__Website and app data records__
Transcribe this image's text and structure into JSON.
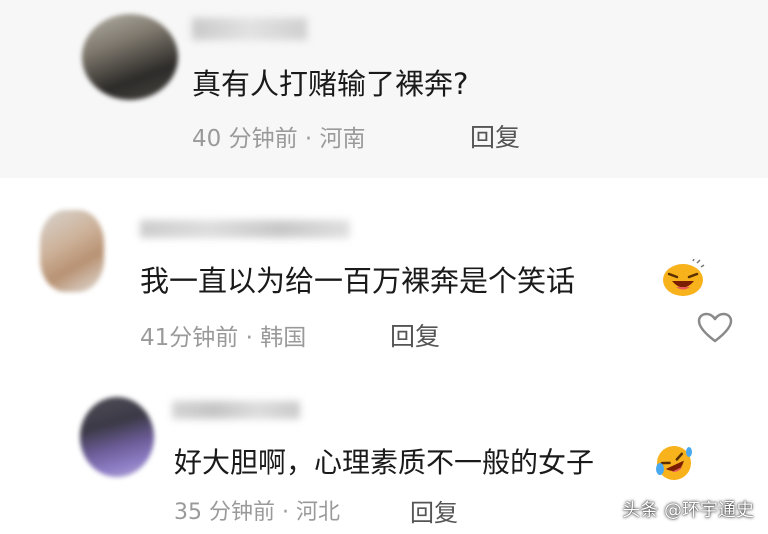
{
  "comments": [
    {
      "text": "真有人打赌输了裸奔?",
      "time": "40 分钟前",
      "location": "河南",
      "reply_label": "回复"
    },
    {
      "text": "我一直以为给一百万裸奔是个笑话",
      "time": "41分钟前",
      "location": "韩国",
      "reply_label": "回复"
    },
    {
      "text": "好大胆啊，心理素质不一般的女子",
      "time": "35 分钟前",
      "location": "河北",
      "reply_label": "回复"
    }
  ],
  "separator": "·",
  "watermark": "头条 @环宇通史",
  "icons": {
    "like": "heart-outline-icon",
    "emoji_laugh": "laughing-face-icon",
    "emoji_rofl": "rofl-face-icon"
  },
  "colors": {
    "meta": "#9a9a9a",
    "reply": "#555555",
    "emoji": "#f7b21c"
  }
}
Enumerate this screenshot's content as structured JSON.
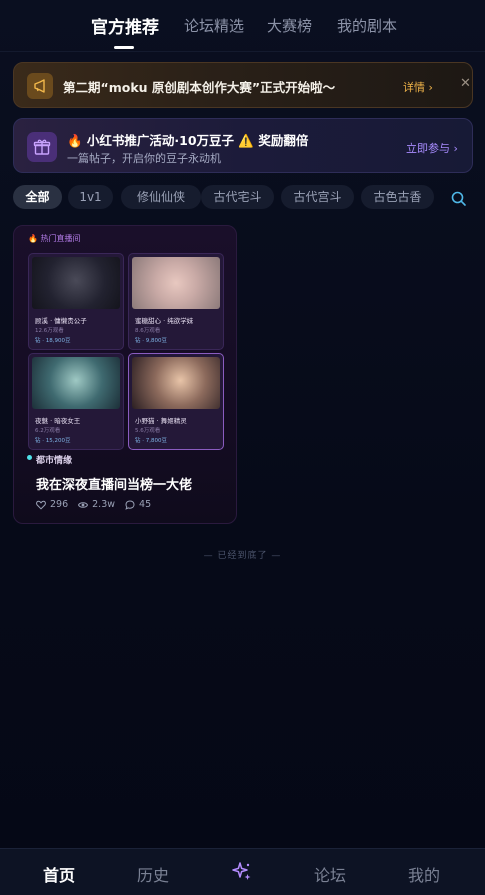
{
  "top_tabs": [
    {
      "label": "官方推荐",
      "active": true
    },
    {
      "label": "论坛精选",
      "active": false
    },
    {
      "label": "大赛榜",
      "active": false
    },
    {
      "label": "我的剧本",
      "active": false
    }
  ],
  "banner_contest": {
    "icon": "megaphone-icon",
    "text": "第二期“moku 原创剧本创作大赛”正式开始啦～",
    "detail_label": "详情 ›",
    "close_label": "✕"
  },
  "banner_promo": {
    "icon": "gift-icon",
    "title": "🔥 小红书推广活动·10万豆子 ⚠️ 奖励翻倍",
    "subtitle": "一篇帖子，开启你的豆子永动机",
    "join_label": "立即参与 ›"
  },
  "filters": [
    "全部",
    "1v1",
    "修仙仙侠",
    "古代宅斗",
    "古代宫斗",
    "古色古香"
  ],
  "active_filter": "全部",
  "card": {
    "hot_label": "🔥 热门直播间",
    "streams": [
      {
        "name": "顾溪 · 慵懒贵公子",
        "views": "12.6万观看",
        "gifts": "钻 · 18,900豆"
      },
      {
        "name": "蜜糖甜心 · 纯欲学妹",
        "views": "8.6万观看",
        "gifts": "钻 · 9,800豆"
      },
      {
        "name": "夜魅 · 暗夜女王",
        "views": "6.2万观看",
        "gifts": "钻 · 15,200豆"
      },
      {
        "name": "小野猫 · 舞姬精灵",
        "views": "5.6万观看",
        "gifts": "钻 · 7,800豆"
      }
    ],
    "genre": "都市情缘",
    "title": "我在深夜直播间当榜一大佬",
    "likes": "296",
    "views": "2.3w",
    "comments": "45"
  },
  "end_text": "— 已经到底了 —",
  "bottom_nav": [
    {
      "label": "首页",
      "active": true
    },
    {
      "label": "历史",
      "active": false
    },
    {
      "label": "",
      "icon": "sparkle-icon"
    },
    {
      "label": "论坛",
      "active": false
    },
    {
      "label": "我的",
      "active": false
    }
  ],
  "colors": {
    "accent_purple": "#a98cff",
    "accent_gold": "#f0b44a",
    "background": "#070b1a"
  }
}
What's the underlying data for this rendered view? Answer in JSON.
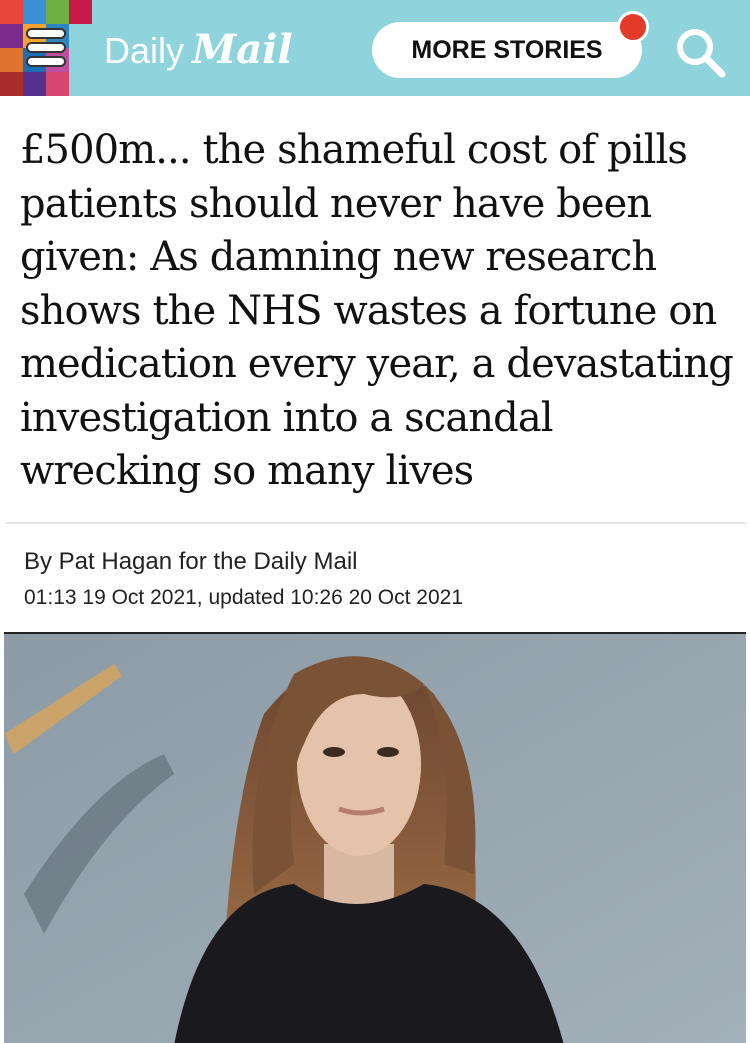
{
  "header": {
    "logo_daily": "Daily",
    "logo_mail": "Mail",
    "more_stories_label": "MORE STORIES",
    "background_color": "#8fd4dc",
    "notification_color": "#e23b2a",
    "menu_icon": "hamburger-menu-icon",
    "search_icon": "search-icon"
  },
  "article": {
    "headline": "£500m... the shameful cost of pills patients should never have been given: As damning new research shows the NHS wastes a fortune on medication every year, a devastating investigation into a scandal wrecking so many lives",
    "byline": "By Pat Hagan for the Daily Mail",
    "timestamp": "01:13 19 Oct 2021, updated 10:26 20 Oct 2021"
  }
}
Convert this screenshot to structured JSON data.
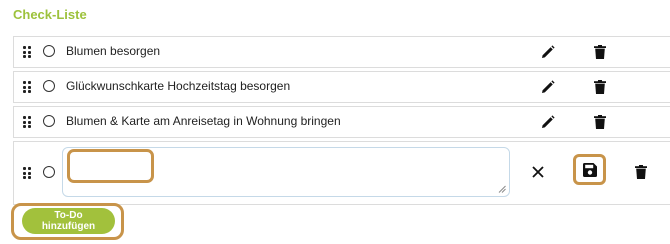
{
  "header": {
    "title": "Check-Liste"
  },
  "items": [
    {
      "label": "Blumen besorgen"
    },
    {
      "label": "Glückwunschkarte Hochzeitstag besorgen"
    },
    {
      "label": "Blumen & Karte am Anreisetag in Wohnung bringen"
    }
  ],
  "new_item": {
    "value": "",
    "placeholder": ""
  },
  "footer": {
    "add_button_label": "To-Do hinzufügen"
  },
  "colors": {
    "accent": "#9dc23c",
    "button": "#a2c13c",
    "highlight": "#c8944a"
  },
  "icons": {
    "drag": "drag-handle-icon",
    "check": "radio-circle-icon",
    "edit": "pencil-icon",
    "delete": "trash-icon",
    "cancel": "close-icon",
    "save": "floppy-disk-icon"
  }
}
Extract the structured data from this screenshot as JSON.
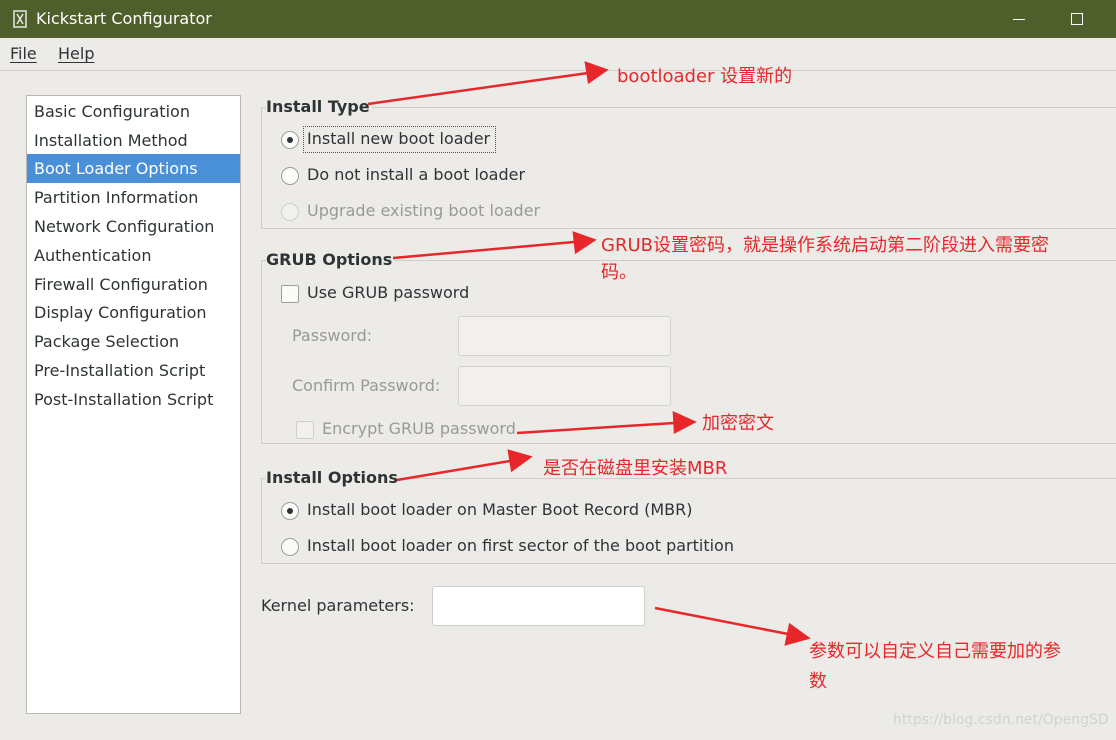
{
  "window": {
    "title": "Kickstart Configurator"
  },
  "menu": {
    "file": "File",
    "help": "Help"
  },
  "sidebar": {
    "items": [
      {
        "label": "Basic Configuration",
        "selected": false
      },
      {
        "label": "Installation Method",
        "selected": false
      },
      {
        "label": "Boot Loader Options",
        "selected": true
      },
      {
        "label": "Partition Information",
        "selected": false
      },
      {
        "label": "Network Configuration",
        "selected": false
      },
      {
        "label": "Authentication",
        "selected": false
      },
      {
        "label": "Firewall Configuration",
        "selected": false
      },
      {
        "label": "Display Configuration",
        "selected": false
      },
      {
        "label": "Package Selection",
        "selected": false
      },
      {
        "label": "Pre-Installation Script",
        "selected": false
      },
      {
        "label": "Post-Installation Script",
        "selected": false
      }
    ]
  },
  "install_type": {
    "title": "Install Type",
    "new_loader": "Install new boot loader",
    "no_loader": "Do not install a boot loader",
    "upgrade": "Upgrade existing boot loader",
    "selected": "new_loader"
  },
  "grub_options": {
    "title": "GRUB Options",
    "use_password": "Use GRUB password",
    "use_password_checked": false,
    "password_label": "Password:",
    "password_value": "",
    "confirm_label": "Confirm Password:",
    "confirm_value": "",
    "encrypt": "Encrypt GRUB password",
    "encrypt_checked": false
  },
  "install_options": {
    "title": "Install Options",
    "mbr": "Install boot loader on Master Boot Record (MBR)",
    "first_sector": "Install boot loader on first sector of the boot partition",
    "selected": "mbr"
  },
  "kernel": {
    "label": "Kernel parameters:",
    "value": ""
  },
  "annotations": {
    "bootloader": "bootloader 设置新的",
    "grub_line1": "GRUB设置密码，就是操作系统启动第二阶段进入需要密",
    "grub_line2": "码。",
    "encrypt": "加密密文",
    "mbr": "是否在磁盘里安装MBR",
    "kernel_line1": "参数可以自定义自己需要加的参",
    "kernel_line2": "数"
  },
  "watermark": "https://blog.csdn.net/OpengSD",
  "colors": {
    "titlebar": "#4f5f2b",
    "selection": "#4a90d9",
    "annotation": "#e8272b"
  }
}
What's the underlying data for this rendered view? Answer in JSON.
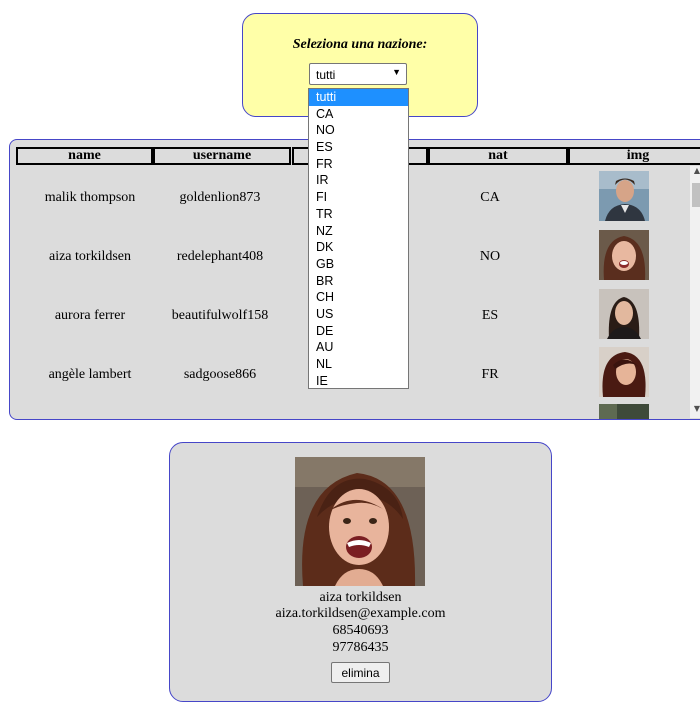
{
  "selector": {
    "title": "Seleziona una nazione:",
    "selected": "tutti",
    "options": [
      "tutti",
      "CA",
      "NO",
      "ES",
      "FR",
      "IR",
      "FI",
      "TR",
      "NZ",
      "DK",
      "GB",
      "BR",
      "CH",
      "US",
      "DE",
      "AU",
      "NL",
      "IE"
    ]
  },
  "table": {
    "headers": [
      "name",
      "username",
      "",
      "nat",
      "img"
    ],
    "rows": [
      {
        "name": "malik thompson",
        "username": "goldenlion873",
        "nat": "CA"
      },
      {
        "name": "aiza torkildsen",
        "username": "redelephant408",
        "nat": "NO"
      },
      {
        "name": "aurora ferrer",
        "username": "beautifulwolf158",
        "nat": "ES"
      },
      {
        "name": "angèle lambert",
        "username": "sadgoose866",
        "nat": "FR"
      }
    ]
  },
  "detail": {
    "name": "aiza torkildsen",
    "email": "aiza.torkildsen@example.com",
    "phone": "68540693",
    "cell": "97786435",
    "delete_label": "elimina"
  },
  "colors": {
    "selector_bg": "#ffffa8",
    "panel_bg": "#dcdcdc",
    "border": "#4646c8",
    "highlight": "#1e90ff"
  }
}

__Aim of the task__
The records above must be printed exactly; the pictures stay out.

__Exercise result__
Transcribe this image's text and structure into JSON.
{
  "comments": [
    {
      "text": "真有人打赌输了裸奔?",
      "time": "40 分钟前",
      "location": "河南",
      "reply_label": "回复"
    },
    {
      "text": "我一直以为给一百万裸奔是个笑话",
      "time": "41分钟前",
      "location": "韩国",
      "reply_label": "回复"
    },
    {
      "text": "好大胆啊，心理素质不一般的女子",
      "time": "35 分钟前",
      "location": "河北",
      "reply_label": "回复"
    }
  ],
  "separator": "·",
  "watermark": "头条 @环宇通史",
  "icons": {
    "like": "heart-outline-icon",
    "emoji_laugh": "laughing-face-icon",
    "emoji_rofl": "rofl-face-icon"
  },
  "colors": {
    "meta": "#9a9a9a",
    "reply": "#555555",
    "emoji": "#f7b21c"
  }
}
Enumerate this screenshot's content as structured JSON.
{
  "top_tabs": [
    {
      "label": "官方推荐",
      "active": true
    },
    {
      "label": "论坛精选",
      "active": false
    },
    {
      "label": "大赛榜",
      "active": false
    },
    {
      "label": "我的剧本",
      "active": false
    }
  ],
  "banner_contest": {
    "icon": "megaphone-icon",
    "text": "第二期“moku 原创剧本创作大赛”正式开始啦～",
    "detail_label": "详情 ›",
    "close_label": "✕"
  },
  "banner_promo": {
    "icon": "gift-icon",
    "title": "🔥 小红书推广活动·10万豆子 ⚠️ 奖励翻倍",
    "subtitle": "一篇帖子，开启你的豆子永动机",
    "join_label": "立即参与 ›"
  },
  "filters": [
    "全部",
    "1v1",
    "修仙仙侠",
    "古代宅斗",
    "古代宫斗",
    "古色古香"
  ],
  "active_filter": "全部",
  "card": {
    "hot_label": "🔥 热门直播间",
    "streams": [
      {
        "name": "顾溪 · 慵懒贵公子",
        "views": "12.6万观看",
        "gifts": "钻 · 18,900豆"
      },
      {
        "name": "蜜糖甜心 · 纯欲学妹",
        "views": "8.6万观看",
        "gifts": "钻 · 9,800豆"
      },
      {
        "name": "夜魅 · 暗夜女王",
        "views": "6.2万观看",
        "gifts": "钻 · 15,200豆"
      },
      {
        "name": "小野猫 · 舞姬精灵",
        "views": "5.6万观看",
        "gifts": "钻 · 7,800豆"
      }
    ],
    "genre": "都市情缘",
    "title": "我在深夜直播间当榜一大佬",
    "likes": "296",
    "views": "2.3w",
    "comments": "45"
  },
  "end_text": "— 已经到底了 —",
  "bottom_nav": [
    {
      "label": "首页",
      "active": true
    },
    {
      "label": "历史",
      "active": false
    },
    {
      "label": "",
      "icon": "sparkle-icon"
    },
    {
      "label": "论坛",
      "active": false
    },
    {
      "label": "我的",
      "active": false
    }
  ],
  "colors": {
    "accent_purple": "#a98cff",
    "accent_gold": "#f0b44a",
    "background": "#070b1a"
  }
}
What's the underlying data for this rendered view? Answer in JSON.
{
  "header": {
    "logo_daily": "Daily",
    "logo_mail": "Mail",
    "more_stories_label": "MORE STORIES",
    "background_color": "#8fd4dc",
    "notification_color": "#e23b2a",
    "menu_icon": "hamburger-menu-icon",
    "search_icon": "search-icon"
  },
  "article": {
    "headline": "£500m... the shameful cost of pills patients should never have been given: As damning new research shows the NHS wastes a fortune on medication every year, a devastating investigation into a scandal wrecking so many lives",
    "byline": "By Pat Hagan for the Daily Mail",
    "timestamp": "01:13 19 Oct 2021, updated 10:26 20 Oct 2021"
  }
}
Convert this screenshot to structured JSON data.
{
  "header": {
    "title": "Check-Liste"
  },
  "items": [
    {
      "label": "Blumen besorgen"
    },
    {
      "label": "Glückwunschkarte Hochzeitstag besorgen"
    },
    {
      "label": "Blumen & Karte am Anreisetag in Wohnung bringen"
    }
  ],
  "new_item": {
    "value": "",
    "placeholder": ""
  },
  "footer": {
    "add_button_label": "To-Do hinzufügen"
  },
  "colors": {
    "accent": "#9dc23c",
    "button": "#a2c13c",
    "highlight": "#c8944a"
  },
  "icons": {
    "drag": "drag-handle-icon",
    "check": "radio-circle-icon",
    "edit": "pencil-icon",
    "delete": "trash-icon",
    "cancel": "close-icon",
    "save": "floppy-disk-icon"
  }
}
Extract the structured data from this screenshot as JSON.
{
  "window": {
    "title": "Kickstart Configurator"
  },
  "menu": {
    "file": "File",
    "help": "Help"
  },
  "sidebar": {
    "items": [
      {
        "label": "Basic Configuration",
        "selected": false
      },
      {
        "label": "Installation Method",
        "selected": false
      },
      {
        "label": "Boot Loader Options",
        "selected": true
      },
      {
        "label": "Partition Information",
        "selected": false
      },
      {
        "label": "Network Configuration",
        "selected": false
      },
      {
        "label": "Authentication",
        "selected": false
      },
      {
        "label": "Firewall Configuration",
        "selected": false
      },
      {
        "label": "Display Configuration",
        "selected": false
      },
      {
        "label": "Package Selection",
        "selected": false
      },
      {
        "label": "Pre-Installation Script",
        "selected": false
      },
      {
        "label": "Post-Installation Script",
        "selected": false
      }
    ]
  },
  "install_type": {
    "title": "Install Type",
    "new_loader": "Install new boot loader",
    "no_loader": "Do not install a boot loader",
    "upgrade": "Upgrade existing boot loader",
    "selected": "new_loader"
  },
  "grub_options": {
    "title": "GRUB Options",
    "use_password": "Use GRUB password",
    "use_password_checked": false,
    "password_label": "Password:",
    "password_value": "",
    "confirm_label": "Confirm Password:",
    "confirm_value": "",
    "encrypt": "Encrypt GRUB password",
    "encrypt_checked": false
  },
  "install_options": {
    "title": "Install Options",
    "mbr": "Install boot loader on Master Boot Record (MBR)",
    "first_sector": "Install boot loader on first sector of the boot partition",
    "selected": "mbr"
  },
  "kernel": {
    "label": "Kernel parameters:",
    "value": ""
  },
  "annotations": {
    "bootloader": "bootloader 设置新的",
    "grub_line1": "GRUB设置密码，就是操作系统启动第二阶段进入需要密",
    "grub_line2": "码。",
    "encrypt": "加密密文",
    "mbr": "是否在磁盘里安装MBR",
    "kernel_line1": "参数可以自定义自己需要加的参",
    "kernel_line2": "数"
  },
  "watermark": "https://blog.csdn.net/OpengSD",
  "colors": {
    "titlebar": "#4f5f2b",
    "selection": "#4a90d9",
    "annotation": "#e8272b"
  }
}
What's the underlying data for this rendered view? Answer in JSON.
{
  "selector": {
    "title": "Seleziona una nazione:",
    "selected": "tutti",
    "options": [
      "tutti",
      "CA",
      "NO",
      "ES",
      "FR",
      "IR",
      "FI",
      "TR",
      "NZ",
      "DK",
      "GB",
      "BR",
      "CH",
      "US",
      "DE",
      "AU",
      "NL",
      "IE"
    ]
  },
  "table": {
    "headers": [
      "name",
      "username",
      "",
      "nat",
      "img"
    ],
    "rows": [
      {
        "name": "malik thompson",
        "username": "goldenlion873",
        "nat": "CA"
      },
      {
        "name": "aiza torkildsen",
        "username": "redelephant408",
        "nat": "NO"
      },
      {
        "name": "aurora ferrer",
        "username": "beautifulwolf158",
        "nat": "ES"
      },
      {
        "name": "angèle lambert",
        "username": "sadgoose866",
        "nat": "FR"
      }
    ]
  },
  "detail": {
    "name": "aiza torkildsen",
    "email": "aiza.torkildsen@example.com",
    "phone": "68540693",
    "cell": "97786435",
    "delete_label": "elimina"
  },
  "colors": {
    "selector_bg": "#ffffa8",
    "panel_bg": "#dcdcdc",
    "border": "#4646c8",
    "highlight": "#1e90ff"
  }
}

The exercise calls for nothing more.